Belgrade-bound Beki set to shine for EnglandBy Adam Lee
August 05, 2009
A GCSE student from the Holt is hoping to push her way into contention for the 2012 Olympics GB synchronised swimming squad when she competes in the Comen Cup this week.
Beki King, 15, from Woosehill is one of the up and coming stars of British synchronised swimming, and will be representing the England Development team in the most prestigious junior tournament in Europe in Belgrade.
The trip is the culmination of three years training with the Development squad, and a recent increase in funding has allowed the team to travel to the Comen Cup for the first time.
The competition will be a stern test for the England team, a squad of swimmers that acts as a feeder for the junior and senior GB squads.
Beki is part of Reading Royals synchronised swimming club, and will be competing in Belgrade alongside Reading teammate Katie Clarke.
Her mother Mary, who teaches at the Carnival Pool where Beki trains, believes she was always destined for a life in the water.
“She learned at the Carnival Pool as a ‘duckling,’ part of the mother and toddler group when she was two,” said Mary King.
“She spent too much time underneath the water scaring the teachers and not enough on top, so it seemed she was best suited for synchronised swimming.
“She loves the water and she’s always been a water baby.
“When she first started it was more of a hobby, but it’s a big part of her life now.”
After joining Reading Royals aged seven, Beki has gone on to achieve great success in the sport.
She has earned sponsorship from Wokingham Council, which allows her free use of the Carnival Pool outside of public hours, as well as free use of the gym there.
Beki has been in the top three of her age group since she was 10, and in last year’s national championships, took a gold medal in the duet event, a silver medal in the individual and a bronze in the team event.
And the Comen Cup, which begins today and ends on Sunday, will be the last major competition Beki can compete in before she moves up an age level.
Although England go into the competition with high hopes, Russia or Greece are expected to perform particularly well there.
“It’s going to be tough because they are a very very junior squad and have only been training since March,” said King.
“Next year she’ll be going for junior GB, and although she may just be too young for 2012, she’s set her sights as high as she possibly can.”
Should Beki decide to continue her future in the sport, it will require a huge amount of dedication.
The 2012 Olympic GB squad are already undergoing a rigorous training schedule.
“She’s supposed to be doing 20 hours a week training so she’s filling every other day with training,” said King.
“There’s also lots of training outside the pool as well.
“It’s is nothing to be sniffed at.
“They have to train very very hard and it’s very difficult at her age because they have to give up so much socially.
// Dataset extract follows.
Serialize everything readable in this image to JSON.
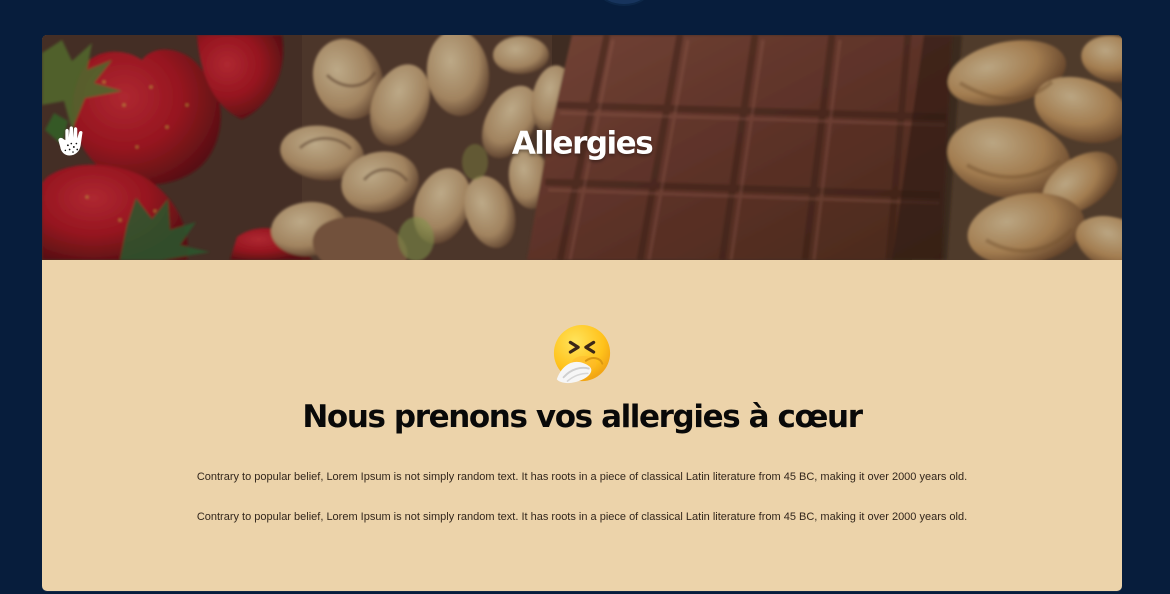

“It’s tough to keep up that level.
“We want her to complete her education and would like her to do her A-Levels and if she can manage the two combined then that is the ideal plan.
“She wants to go as far as she can – hopefully the Olympics.
“The 2012 Olympics might be unrealistic at the moment because the squad have been training together, but things change and people can drop out so nothing is set in stone.
“It’s very tough for those girls because they literally have to eat, sleep and drink synchronised swimming.”